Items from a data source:
_ _ _

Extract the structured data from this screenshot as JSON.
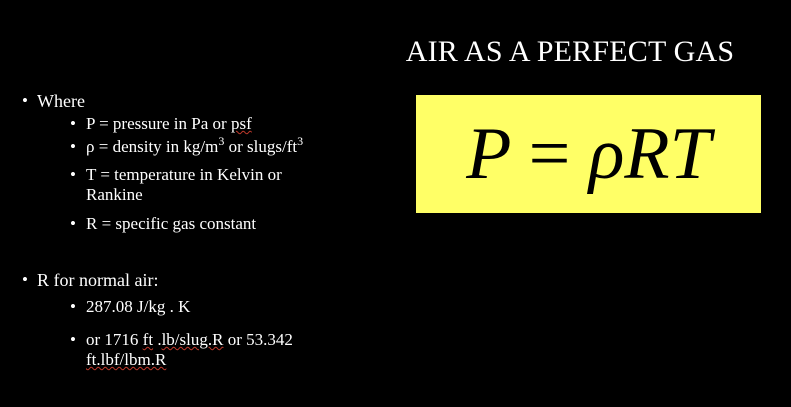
{
  "slide": {
    "title": "AIR AS A PERFECT GAS",
    "formula": {
      "left": "P",
      "equals": "=",
      "rho": "ρ",
      "r": "R",
      "t": "T"
    },
    "bullet_glyph": "•",
    "where_label": "Where",
    "definitions": {
      "p": "P = pressure in Pa or ",
      "p_unit": "psf",
      "rho_pre": "ρ = density in kg/m",
      "rho_exp": "3",
      "rho_mid": " or  slugs/ft",
      "rho_exp2": "3",
      "t_line1": "T = temperature in Kelvin or",
      "t_line2": "Rankine",
      "r": "R = specific gas  constant"
    },
    "r_label": "R for normal air:",
    "r_values": {
      "si": "287.08 J/kg .  K",
      "imp_pre": "or 1716 ",
      "imp_ft": "ft",
      "imp_sp": " .",
      "imp_slug": "lb/slug.R",
      "imp_mid": " or 53.342",
      "imp_line2": "ft.lbf/lbm.R"
    }
  },
  "colors": {
    "background": "#000000",
    "text": "#ffffff",
    "formula_box": "#ffff66",
    "formula_text": "#000000"
  }
}
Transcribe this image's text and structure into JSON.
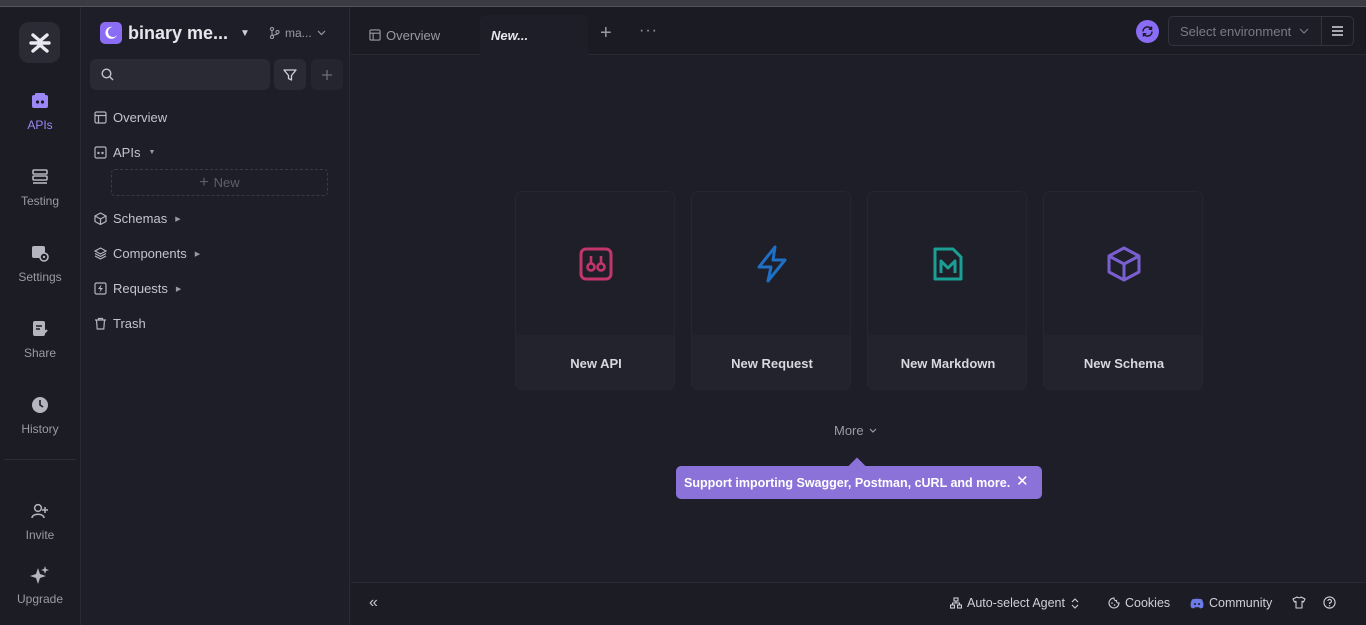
{
  "rail": {
    "items": [
      {
        "label": "APIs",
        "icon": "apis-icon",
        "active": true
      },
      {
        "label": "Testing",
        "icon": "testing-icon"
      },
      {
        "label": "Settings",
        "icon": "settings-icon"
      },
      {
        "label": "Share",
        "icon": "share-icon"
      },
      {
        "label": "History",
        "icon": "history-icon"
      },
      {
        "label": "Invite",
        "icon": "invite-icon"
      },
      {
        "label": "Upgrade",
        "icon": "sparkles-icon"
      }
    ]
  },
  "sidebar": {
    "project_name": "binary me...",
    "branch": "ma...",
    "search_placeholder": "",
    "tree": [
      {
        "label": "Overview",
        "icon": "overview-icon"
      },
      {
        "label": "APIs",
        "icon": "api-folder-icon"
      },
      {
        "label": "Schemas",
        "icon": "cube-icon"
      },
      {
        "label": "Components",
        "icon": "layers-icon"
      },
      {
        "label": "Requests",
        "icon": "bolt-icon"
      },
      {
        "label": "Trash",
        "icon": "trash-icon"
      }
    ],
    "new_label": "New"
  },
  "tabs": {
    "overview_label": "Overview",
    "active_label": "New..."
  },
  "header": {
    "environment_placeholder": "Select environment"
  },
  "cards": [
    {
      "label": "New API",
      "icon": "api-icon",
      "color": "#c2366b"
    },
    {
      "label": "New Request",
      "icon": "bolt-icon",
      "color": "#1f6fc5"
    },
    {
      "label": "New Markdown",
      "icon": "markdown-icon",
      "color": "#1b9e94"
    },
    {
      "label": "New Schema",
      "icon": "cube-icon",
      "color": "#7a5fd0"
    }
  ],
  "more_label": "More",
  "tip_text": "Support importing Swagger, Postman, cURL and more.",
  "statusbar": {
    "agent": "Auto-select Agent",
    "cookies": "Cookies",
    "community": "Community"
  },
  "colors": {
    "accent": "#8a6cf5",
    "tip_bg": "#8a72d8",
    "background": "#1e1e28"
  }
}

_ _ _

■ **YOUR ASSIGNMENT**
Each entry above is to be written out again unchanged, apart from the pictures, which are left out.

■ **RESULT OF THE EXERCISE**
Extract the structured data from this screenshot as JSON.
{
  "slide": {
    "title": "AIR AS A PERFECT GAS",
    "formula": {
      "left": "P",
      "equals": "=",
      "rho": "ρ",
      "r": "R",
      "t": "T"
    },
    "bullet_glyph": "•",
    "where_label": "Where",
    "definitions": {
      "p": "P = pressure in Pa or ",
      "p_unit": "psf",
      "rho_pre": "ρ = density in kg/m",
      "rho_exp": "3",
      "rho_mid": " or  slugs/ft",
      "rho_exp2": "3",
      "t_line1": "T = temperature in Kelvin or",
      "t_line2": "Rankine",
      "r": "R = specific gas  constant"
    },
    "r_label": "R for normal air:",
    "r_values": {
      "si": "287.08 J/kg .  K",
      "imp_pre": "or 1716 ",
      "imp_ft": "ft",
      "imp_sp": " .",
      "imp_slug": "lb/slug.R",
      "imp_mid": " or 53.342",
      "imp_line2": "ft.lbf/lbm.R"
    }
  },
  "colors": {
    "background": "#000000",
    "text": "#ffffff",
    "formula_box": "#ffff66",
    "formula_text": "#000000"
  }
}
Transcribe this image's text and structure into JSON.
{
  "rail": {
    "items": [
      {
        "label": "APIs",
        "icon": "apis-icon",
        "active": true
      },
      {
        "label": "Testing",
        "icon": "testing-icon"
      },
      {
        "label": "Settings",
        "icon": "settings-icon"
      },
      {
        "label": "Share",
        "icon": "share-icon"
      },
      {
        "label": "History",
        "icon": "history-icon"
      },
      {
        "label": "Invite",
        "icon": "invite-icon"
      },
      {
        "label": "Upgrade",
        "icon": "sparkles-icon"
      }
    ]
  },
  "sidebar": {
    "project_name": "binary me...",
    "branch": "ma...",
    "search_placeholder": "",
    "tree": [
      {
        "label": "Overview",
        "icon": "overview-icon"
      },
      {
        "label": "APIs",
        "icon": "api-folder-icon"
      },
      {
        "label": "Schemas",
        "icon": "cube-icon"
      },
      {
        "label": "Components",
        "icon": "layers-icon"
      },
      {
        "label": "Requests",
        "icon": "bolt-icon"
      },
      {
        "label": "Trash",
        "icon": "trash-icon"
      }
    ],
    "new_label": "New"
  },
  "tabs": {
    "overview_label": "Overview",
    "active_label": "New..."
  },
  "header": {
    "environment_placeholder": "Select environment"
  },
  "cards": [
    {
      "label": "New API",
      "icon": "api-icon",
      "color": "#c2366b"
    },
    {
      "label": "New Request",
      "icon": "bolt-icon",
      "color": "#1f6fc5"
    },
    {
      "label": "New Markdown",
      "icon": "markdown-icon",
      "color": "#1b9e94"
    },
    {
      "label": "New Schema",
      "icon": "cube-icon",
      "color": "#7a5fd0"
    }
  ],
  "more_label": "More",
  "tip_text": "Support importing Swagger, Postman, cURL and more.",
  "statusbar": {
    "agent": "Auto-select Agent",
    "cookies": "Cookies",
    "community": "Community"
  },
  "colors": {
    "accent": "#8a6cf5",
    "tip_bg": "#8a72d8",
    "background": "#1e1e28"
  }
}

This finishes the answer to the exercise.